Maria Marjorette Pena
|Title:||Associate Professor; Director of the Mouse Core - Center for Colon Cancer Research
Research Concentration - Cancer Biology
College of Arts and Sciences
|Office:||PSC, Room 620|
Tumors are generally viewed as a mass of neoplastic cells that through accumulated mutations have acquired the abilities of enhanced proliferation, evasion of apoptosis, selective survival in tissues and in some, the ability to invade and metastasize to distant organs. Chemotherapeutic agents have traditionally been developed to specifically target and destroy neoplastic cells. In fact, tumors are also comprised of non-neoplastic cells, mostly derived from hematopoiesis, that infiltrate and surround the neoplastic cells. These include neutrophils, macrophages, mast cells, lymphocytes, fibroblasts, and others that secrete a diverse combination of cytokines, growth factors, hormones, signaling molecules, reactive oxygen species and other components of the extracellular matrix to create a complex milieu that plays a critical role in tumor induction, progression, and response to chemotherapy. Together with the extracellular matrix in which the tumor is embedded, they constitute the tumor stroma or microenvironment. My research is focused on understanding the complex interactions between tumor cells and its microenvironment and how these can be harnessed to enhance the efficacy of current therapies or develop novel therapies to block tumor progression and metastasis.
The microenvironment and tumor response to therapy.
Because of its role in promoting tumorigenesis, strategies for anticancer therapy should target both cancer cells and the supporting microenvironment. Through transplantation of genetically modified hematopoietic stem cells (HSCs) expressing the green fluorescent protein (GFP), we can track tissue-specific engraftment and manipulate the genetic character of bone marrow derived cells (BMDCs) in the microenvironment to examine their effect on tumor response to chemotherapy. Our initial results suggest that transplantation of chemoresistant HSCs into ApcMin/+ mice that are genetically predisposed to the development of intestinal adenomas, has profound effects on tumor response to a combined therapy using inhibitors of the enzyme thymidylate synthase (TS), an important target of anti-neoplastic agents. Our studies are aimed at identifying the specific cells that mediate this response and methods to specifically target chemosensitizing genes to the tumor microenvironment to enhance therapuetic efficacy while minimizing drug induced toxicities.
Mechanisms of Metastasis.

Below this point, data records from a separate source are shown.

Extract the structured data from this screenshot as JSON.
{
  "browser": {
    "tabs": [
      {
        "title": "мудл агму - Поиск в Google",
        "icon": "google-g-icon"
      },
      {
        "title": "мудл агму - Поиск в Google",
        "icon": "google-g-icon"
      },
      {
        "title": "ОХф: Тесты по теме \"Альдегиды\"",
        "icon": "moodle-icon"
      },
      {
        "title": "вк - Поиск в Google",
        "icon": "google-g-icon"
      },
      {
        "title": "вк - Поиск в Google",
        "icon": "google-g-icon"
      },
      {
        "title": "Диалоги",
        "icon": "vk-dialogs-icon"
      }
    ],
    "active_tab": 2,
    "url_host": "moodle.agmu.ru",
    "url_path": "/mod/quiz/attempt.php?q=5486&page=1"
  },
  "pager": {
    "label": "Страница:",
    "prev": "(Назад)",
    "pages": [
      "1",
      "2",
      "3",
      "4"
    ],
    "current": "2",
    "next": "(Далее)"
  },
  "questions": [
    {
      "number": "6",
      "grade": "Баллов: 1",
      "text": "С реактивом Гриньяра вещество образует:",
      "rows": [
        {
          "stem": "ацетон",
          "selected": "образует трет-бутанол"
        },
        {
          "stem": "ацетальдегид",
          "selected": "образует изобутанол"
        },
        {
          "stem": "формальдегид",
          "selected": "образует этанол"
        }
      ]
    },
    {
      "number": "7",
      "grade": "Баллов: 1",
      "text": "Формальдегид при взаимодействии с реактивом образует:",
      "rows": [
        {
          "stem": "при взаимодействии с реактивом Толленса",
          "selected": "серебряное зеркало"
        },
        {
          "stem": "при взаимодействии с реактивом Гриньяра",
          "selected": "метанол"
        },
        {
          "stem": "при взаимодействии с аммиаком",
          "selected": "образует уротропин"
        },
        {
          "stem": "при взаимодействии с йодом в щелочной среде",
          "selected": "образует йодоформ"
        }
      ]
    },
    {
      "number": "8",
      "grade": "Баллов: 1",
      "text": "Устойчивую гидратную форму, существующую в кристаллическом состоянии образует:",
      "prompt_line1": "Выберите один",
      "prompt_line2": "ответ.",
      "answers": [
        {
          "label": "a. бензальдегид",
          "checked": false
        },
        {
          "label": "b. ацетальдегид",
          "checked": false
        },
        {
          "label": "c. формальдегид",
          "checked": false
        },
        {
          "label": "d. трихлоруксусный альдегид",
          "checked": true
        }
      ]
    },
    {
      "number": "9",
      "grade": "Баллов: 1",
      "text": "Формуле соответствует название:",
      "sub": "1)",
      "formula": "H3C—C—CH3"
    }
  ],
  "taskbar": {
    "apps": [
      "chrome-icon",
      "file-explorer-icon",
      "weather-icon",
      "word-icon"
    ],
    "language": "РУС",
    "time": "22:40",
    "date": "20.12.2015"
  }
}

Metastasis is the spread of cancer cells from the primary site to distant organs and accounts for the majority of cancer related deaths. Successful metastasis occurs through several complex steps that depend on multiple interactions between cells in the primary tumor and the target organ microenvironment. Most of these are clinically undetectable contributing to the lack of understanding of the mechanisms of the early steps of the disease, a stage where therapeutic intervention could potentially block its progression. Our goal is to understand the molecular and genetic mechanisms of colon cancer metastasis to the liver. We utilize genomic techniques and orthotopic mouse models for colorectal carcinogenesis and metastasis combined with transplantation of fluorescently labeled adenocarcinoma cells and HSCs to dissect the “cross-talk” between tumor cells and target organs at the onset of metastases. Our long term goal is to identify biological markers for early diagnosis and targets for therapeutic intervention or adjuvant therapies.
Thymidylate synthase and Chemotherapy.
In collaboration with Frank Berger’s lab, we have studied the structural and molecular determinants of the intracellular stability of thymidylate synthase (TS). TS catalyzes the reductive methylation of dUMP to dTMP which is the sole de novo source of thymidine for DNA synthesis in actively proliferating cells, making TS an important target for a variety of anticancer agents. Drug-induced elevation of intracellular TS levels has been implicated in acquired cellular resistance to chemotherapy. We have previously established that TS is degraded by the proteasome independent of ubiquitinylation and that its unstructured N-terminus plays an important role in modulating its stability. By two hybrid analyses, we recently identified a novel post-translational modification of TS. Current studies are aimed at understanding the role of these modifications on TS stability and function and on cellular response to various chemotherapeutic agents.